fb-pixel Skip to main content

Last week, Marella Gayla examined two new works that wrestle with the ambiguities of the #MeToo movement — a novella that appeared in The New Yorker called “This is Pleasure” and stand-up comedian Aziz Ansari’s Netflix special “Right Now.”

Ansari was famously accused of coercing a 22-year-old woman into unwanted sexual acts — though the account that appeared on the web site babe.net got a lot of pushback, with critics saying the comedian appeared guilty of no more than boorish behavior.

Ansari addresses the incident in his comedy special and Gayla wrote that the performance, while sometimes affecting, seemed to be implicating the viewer in his redemption. “This is our moment,” Ansari says at one point.

Advertisement



“At that point, the spell dissipated for me,” Gayla wrote. “Was it ‘our’ moment? Was I trying to be part of Ansari’s moment? And hold on: Shouldn’t his revised outlook on life involve being more thoughtful, rather than simply relishing ‘the moment?’”

An online commenter who goes by the name “GeoLove” took a different view:

[Gayla] seems to believe he was being shallow, perhaps even disingenuous, with his questioning of “the moment,” whereas I saw it as a sincere request for affirmation that we were all on the same page, that we, as the audience, were, by mutual consent, on the same path with him. . .

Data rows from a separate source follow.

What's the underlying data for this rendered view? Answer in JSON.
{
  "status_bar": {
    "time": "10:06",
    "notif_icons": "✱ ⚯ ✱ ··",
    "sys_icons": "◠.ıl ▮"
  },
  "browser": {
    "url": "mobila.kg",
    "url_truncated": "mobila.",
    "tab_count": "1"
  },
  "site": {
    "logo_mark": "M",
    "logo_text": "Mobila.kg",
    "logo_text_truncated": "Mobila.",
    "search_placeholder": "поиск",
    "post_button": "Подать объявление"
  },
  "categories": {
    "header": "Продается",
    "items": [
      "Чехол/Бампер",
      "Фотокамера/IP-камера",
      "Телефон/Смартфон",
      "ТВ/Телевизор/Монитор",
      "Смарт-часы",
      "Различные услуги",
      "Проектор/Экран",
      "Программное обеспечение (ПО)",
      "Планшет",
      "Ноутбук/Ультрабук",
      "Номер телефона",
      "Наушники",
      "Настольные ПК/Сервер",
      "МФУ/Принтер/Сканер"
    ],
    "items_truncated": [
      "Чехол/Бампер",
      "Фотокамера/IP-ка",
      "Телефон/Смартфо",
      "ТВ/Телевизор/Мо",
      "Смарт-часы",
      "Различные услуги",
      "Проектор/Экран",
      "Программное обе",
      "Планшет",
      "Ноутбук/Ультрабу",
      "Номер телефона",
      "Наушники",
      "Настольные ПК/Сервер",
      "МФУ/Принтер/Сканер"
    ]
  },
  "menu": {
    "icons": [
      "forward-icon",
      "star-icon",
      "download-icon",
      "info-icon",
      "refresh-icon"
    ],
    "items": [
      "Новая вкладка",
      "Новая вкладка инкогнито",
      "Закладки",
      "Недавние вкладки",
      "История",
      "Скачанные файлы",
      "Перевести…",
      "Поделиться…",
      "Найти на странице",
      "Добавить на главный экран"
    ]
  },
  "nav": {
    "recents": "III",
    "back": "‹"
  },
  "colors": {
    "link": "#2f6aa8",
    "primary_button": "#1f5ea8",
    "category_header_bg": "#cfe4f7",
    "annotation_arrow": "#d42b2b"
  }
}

The implication, at least for me, was that Mr. Ansari now realizes, as he perhaps did not in the past, that his perception of events is not the only one in the room, and that he, and we, must be ever vigilant lest we let our own personal perception of “the moment” override the true moment, the one we are sharing, and in so doing, taint, or even destroy the moment.